Vajrasana, the seat of stability. The Buddha supposed to have say in meditation gazing east, under the Bodhi tree, where the Vajrasana, the stone platform is kept.
The ancient railings which surround the temple are of first cintury BC and are very interesting monuments of the country.
This marks the sacred spot of the Buddha's meditative perambulation during the third week after pious enlightenment. It is believed that wherever the Buddha put his feet lotus sprang up.
It is belived that the Buddha spent one week here looking towards the treat Mahabodhi Tree out of gratitude, without twinkling his eyes.
The Buddha spent one week here, where it is believed that five colours came out of his body.
The sacred tank where it is believed that Buddha had spent one week.
How To Reach :
Air :The Patna airport is 112 Kms.
Rail : The nearest Railway station is Gaya 16 Kms.
Road : Bodhgaya is connected by road to Gaya. 16 Kms to the Delhi-Calcutta Highway junction (on Grand Trunk Road). Dobhi 22 Kms and Patna 105 Kms (via Jehanabad) or 181 Kms (Via Rajgir).
Places Of Intrest Around Bodhgaya
13 km. from Bodhgaya, Gaya is a very sacred pilgrim centre for Hindus. . Gaya is one of the most important pilgrimage places for the Hindus. It is believed that a Hindu will reach heaven if his last rites are offered under the celebrated ’Akshayabat’ or immortal banyan tree, standing in the yard of Vishnupad temple. Believed to be built on the footsteps of Vishnu, the grand temple was renovated by Ahalyabai, queen of Indore. The temple of Vishnupad on the bank of river Falgu attracts a very large number of pilgrims.
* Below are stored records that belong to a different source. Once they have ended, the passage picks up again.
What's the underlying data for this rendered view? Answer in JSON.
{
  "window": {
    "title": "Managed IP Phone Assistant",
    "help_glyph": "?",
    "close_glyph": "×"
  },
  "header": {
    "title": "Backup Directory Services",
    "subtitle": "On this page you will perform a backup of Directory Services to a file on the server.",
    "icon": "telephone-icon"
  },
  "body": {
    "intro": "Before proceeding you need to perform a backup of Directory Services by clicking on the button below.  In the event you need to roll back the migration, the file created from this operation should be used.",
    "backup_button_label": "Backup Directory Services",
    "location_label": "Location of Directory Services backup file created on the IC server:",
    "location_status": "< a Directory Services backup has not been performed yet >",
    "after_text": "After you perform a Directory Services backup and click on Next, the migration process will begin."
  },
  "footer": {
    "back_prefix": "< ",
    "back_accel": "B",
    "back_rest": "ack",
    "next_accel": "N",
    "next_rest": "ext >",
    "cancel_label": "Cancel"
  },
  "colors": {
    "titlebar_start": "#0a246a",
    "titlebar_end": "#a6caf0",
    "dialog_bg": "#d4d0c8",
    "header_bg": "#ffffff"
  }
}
The Barabar and Nagarjuni Hills are situated about 41 km. from Bodhgaya (25 kms north of Gaya) and contain, in all, seven rock-cut caves of which four are in the Barabar hills. Barabar Caves is an important achaeological site. The caves carved out from solid rocks bear details of the life of Buddha.
Two of the caves, dedicated by Ashoka to Ajivika monks, are in the form of a plain rectangular outer hall. At one end of which is an inner chamber with carved wall and over hanging caves.
The Karan Chaupa Cave
The entire interior of the cave, excluding the platform, bears a high polish. The entrance is in 'Egyptian form'.
The Sudama Cave
The cave entrance is in 'Egyptian form' and consists of two chambers.
The Lomas Rishi Cave
The entrance is in 'Egyptian form and only walls of the outer rooms are polished.
The Visva Zopri Cave
Consists of an outer apartment, bearing the high polish on its walls and flat roof. On the right hand wall, is an inscription record.
Other Places of Interest :
Tibetan Monastery, Thai Monastery, Myanmar Monastery, Chinese Monastery, Bhutanese Monastery, Japanese Monastery and Sri Lankan Monastery etc.
Where to stay
ITDC Hotel Bodh Gaya Ashok, BSTDC Siddhartha Vihar and BSTDC Buddha Vihar are good places to stay
Climate & Best time to Visit
Bodhgaya experiences pleasant weather throughout the year and can be visited anytime. However, the most suitable time are the winter months from October to March when the climate is at its best.